Funding transportation will be key for this Legislature

Brady Averill

A state senator proposed to fix transportation woes with a gas-tax increase of 5 cents per gallon and an added surcharge to purchased new and used vehicles.

Senate Minority Leader Sen. Dick Day, R-Owatonna, who announced his proposal almost two weeks ago, said the tax increase would generate $160 million per year and go to the Highway Trust Fund. Currently, each taxed cent brings in $32 million a year. His proposal includes an added surcharge of $125 and $75 to new and used vehicles, respectively.

“I’m a big believer that a gas tax is the real true user’s fee to build roads,” he said.

Day said the writing of the bill will likely be finished this week. If passed, it would be the first time since 1988 there has been a gas-tax increase in Minnesota.

Day’s proposal is one of many that will potentially evolve during this session to improve transportation. The money would help pay for building and maintaining roads. Gov. Tim Pawlenty and Lt. Gov. Carol Molnau already have a recommended 10-year, $7.2 billion transportation-improvement package.

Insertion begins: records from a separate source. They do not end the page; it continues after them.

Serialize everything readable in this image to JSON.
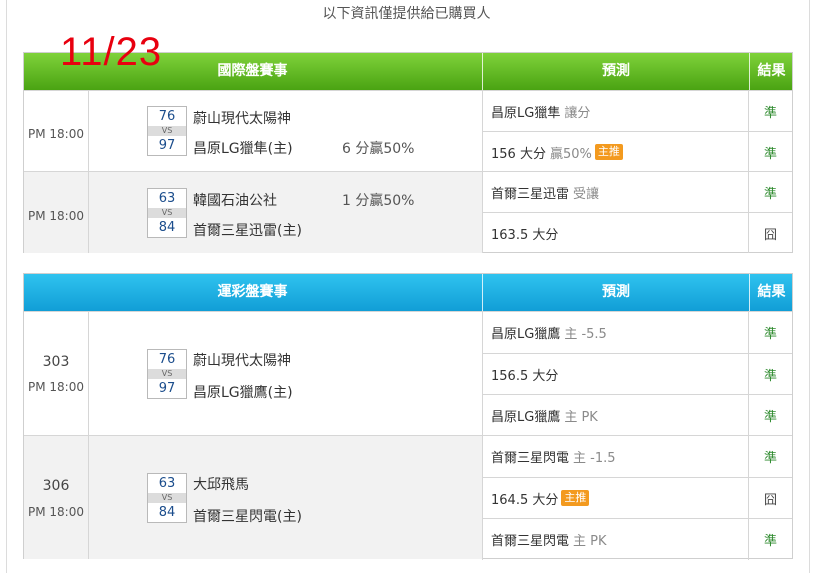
{
  "notice": "以下資訊僅提供給已購買人",
  "date_stamp": "11/23",
  "headers": {
    "event1": "國際盤賽事",
    "event2": "運彩盤賽事",
    "prediction": "預測",
    "result": "結果"
  },
  "badge_label": "主推",
  "intl_matches": [
    {
      "time": "PM 18:00",
      "score_away": "76",
      "score_home": "97",
      "vs": "VS",
      "team_away": "蔚山現代太陽神",
      "team_home": "昌原LG獵隼(主)",
      "handicap": "6 分贏50%",
      "handicap_row": "home",
      "preds": [
        {
          "main": "昌原LG獵隼",
          "note": "讓分",
          "badge": false,
          "result": "準"
        },
        {
          "main": "156 大分",
          "note": "贏50%",
          "badge": true,
          "result": "準"
        }
      ]
    },
    {
      "time": "PM 18:00",
      "score_away": "63",
      "score_home": "84",
      "vs": "VS",
      "team_away": "韓國石油公社",
      "team_home": "首爾三星迅雷(主)",
      "handicap": "1 分贏50%",
      "handicap_row": "away",
      "preds": [
        {
          "main": "首爾三星迅雷",
          "note": "受讓",
          "badge": false,
          "result": "準"
        },
        {
          "main": "163.5 大分",
          "note": "",
          "badge": false,
          "result": "囧"
        }
      ]
    }
  ],
  "lottery_matches": [
    {
      "code": "303",
      "time": "PM 18:00",
      "score_away": "76",
      "score_home": "97",
      "vs": "VS",
      "team_away": "蔚山現代太陽神",
      "team_home": "昌原LG獵鷹(主)",
      "preds": [
        {
          "main": "昌原LG獵鷹",
          "note": "主 -5.5",
          "badge": false,
          "result": "準"
        },
        {
          "main": "156.5 大分",
          "note": "",
          "badge": false,
          "result": "準"
        },
        {
          "main": "昌原LG獵鷹",
          "note": "主 PK",
          "badge": false,
          "result": "準"
        }
      ]
    },
    {
      "code": "306",
      "time": "PM 18:00",
      "score_away": "63",
      "score_home": "84",
      "vs": "VS",
      "team_away": "大邱飛馬",
      "team_home": "首爾三星閃電(主)",
      "preds": [
        {
          "main": "首爾三星閃電",
          "note": "主 -1.5",
          "badge": false,
          "result": "準"
        },
        {
          "main": "164.5 大分",
          "note": "",
          "badge": true,
          "result": "囧"
        },
        {
          "main": "首爾三星閃電",
          "note": "主 PK",
          "badge": false,
          "result": "準"
        }
      ]
    }
  ]
}
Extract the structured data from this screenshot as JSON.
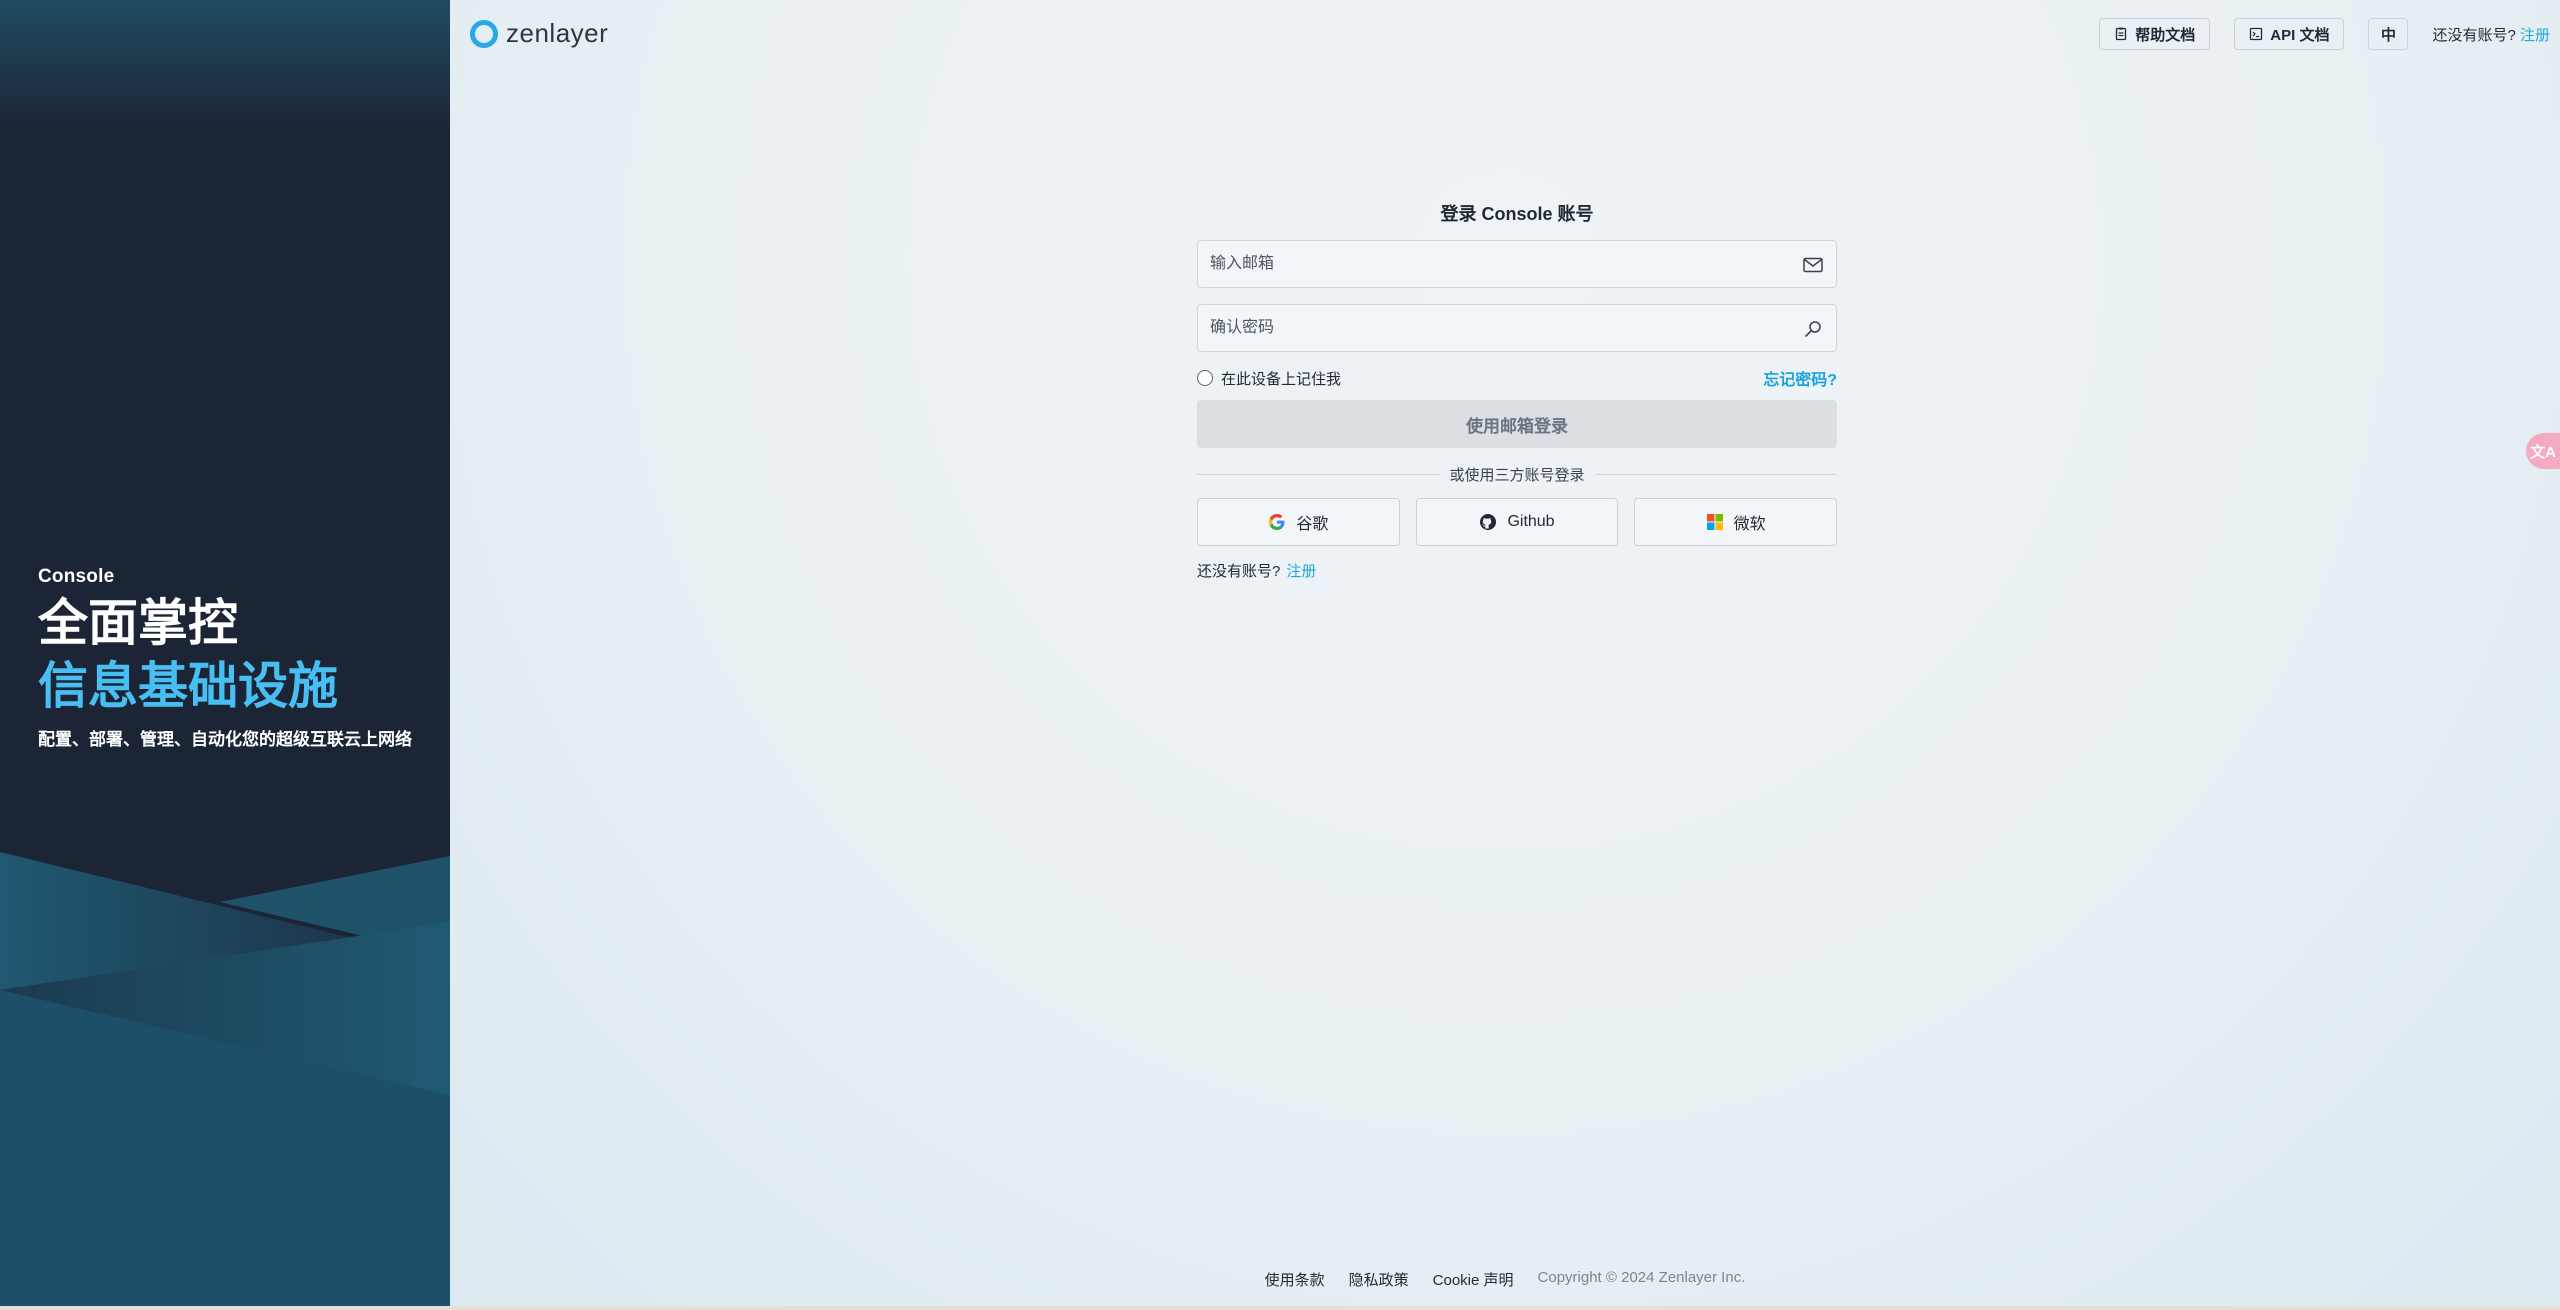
{
  "left": {
    "eyebrow": "Console",
    "title_line1": "全面掌控",
    "title_line2": "信息基础设施",
    "subtitle": "配置、部署、管理、自动化您的超级互联云上网络"
  },
  "header": {
    "logo_text": "zenlayer",
    "help_docs": "帮助文档",
    "api_docs": "API 文档",
    "lang": "中",
    "no_account": "还没有账号?",
    "signup": "注册"
  },
  "login": {
    "title": "登录 Console 账号",
    "email_placeholder": "输入邮箱",
    "password_placeholder": "确认密码",
    "remember": "在此设备上记住我",
    "forgot": "忘记密码?",
    "submit": "使用邮箱登录",
    "divider": "或使用三方账号登录",
    "google": "谷歌",
    "github": "Github",
    "microsoft": "微软",
    "no_account": "还没有账号?",
    "signup": "注册"
  },
  "footer": {
    "terms": "使用条款",
    "privacy": "隐私政策",
    "cookie": "Cookie 声明",
    "copyright": "Copyright © 2024 Zenlayer Inc."
  },
  "float": {
    "translate_label": "文A"
  },
  "colors": {
    "accent": "#20a8d8",
    "brand_blue": "#48bff2",
    "panel_dark": "#1c2536"
  }
}
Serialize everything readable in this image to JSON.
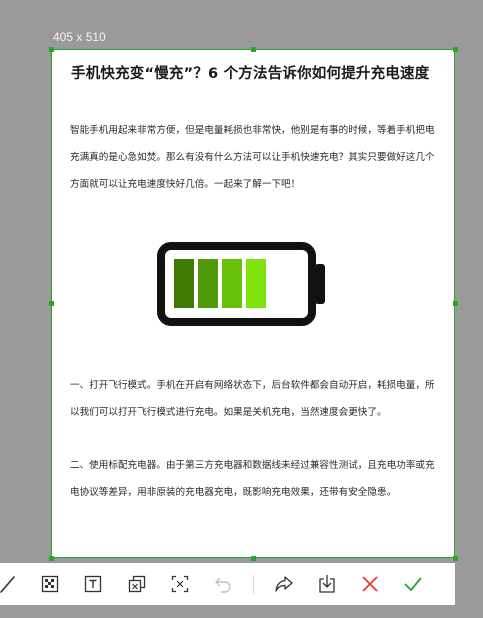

Pawlenty’s proposal, called “Building More, Building Faster, Moving Better,” includes dedicating 100 percent of the motor vehicle sales tax to transportation through a constitutional amendment, which would provide $2.65 billion during 10 years. Voters could decide in 2006 if the full amount should go toward highways and transit. The other component is a $4.5 billion bonding package for major highway construction projects.

Brian McClung, Pawlenty’s press secretary, said the governor has a long-term vision for transportation improvement. If Pawlenty’s proposal is approved, it would be the largest transportation investment in state history, McClung said.

McClung said Pawlenty’s proposal is a “fiscally responsible plan” that doesn’t increase the gas tax at a time when people are already paying approximately $2 a gallon at the pump.

With Day’s bill, voters wouldn’t have a say through a constitutional amendment in the gas-tax increase.

McClung said he doesn’t think a gas-tax increase warrants changing the constitution. It’s a decision legislators can make, he said.

But Pawlenty is sticking to his no-new-tax pledge.

“The governor does not support a transportation bill that does not ask for voter approval on the gas tax,” McClung said.


At the University, 39 percent of staff members, faculty members and students drive or carpool to campus, according to University Parking and Transportation Services.

Tom Weaver said he takes the bus. He said he used to drive from Roseville, Minn., last semester, but the daily trek and parking became too expensive.

The first-year environmental horticulture student said he now saves money after having to pay $200 for a semesterlong parking spot and a weekly trip to the gas station last semester.

Though Weaver no longer drives to campus – he takes the bus – he said that he would think twice about driving long distances if there were an increase in the gas tax.

Sophomore Megan Wolfe said a gas-tax increase would not affect her. She said she also takes the bus.

Wolfe said she likes the idea of where the money from a gas-tax increase would go.

“It’s at least a good benefit if (the price) goes up,” she said.


Dean Showalter owns British Petroleum, on University Avenue Southeast, and other gas stations.

He said he’s not worried the gas-tax increase will prevent people from buying gas. Gas stations do not depend on gas sales alone, he said. Other things, such as food and beverage sales, supplement gas stations’ revenue, he said. Customers will continue to fill up on gas, but they might bypass buying food for the road.

“It seems like people will spend the money to get from point A to point B,” Showalter said.

Though he does not think fewer customers will come in, he said he’s not an advocate for a gas-tax increase.

“I’m not a big advocate of adding 5 cents a gallon to gas right now, because it’s so high,” he said.

University applied economics professor Gerard McCullough said it costs more to own a vehicle than fill up on gas every week.

“The 5 cents a gallon doesn’t really increase overall expenditures on the vehicle all that much,” he said.

It won’t change driver behavior either, he said.

But a gas-tax increase takes away discretionary expenses – like buying that bag of chips – for lower-income people, he said.

College students fit in that bracket. Showalter estimated 20 percent of his customers are students.

McCullough said a gas-tax increase could help save on long-term costs.

“We do spend a significant amount of money either having to buy new cars or repair the cars we have because of bad roads,” he said.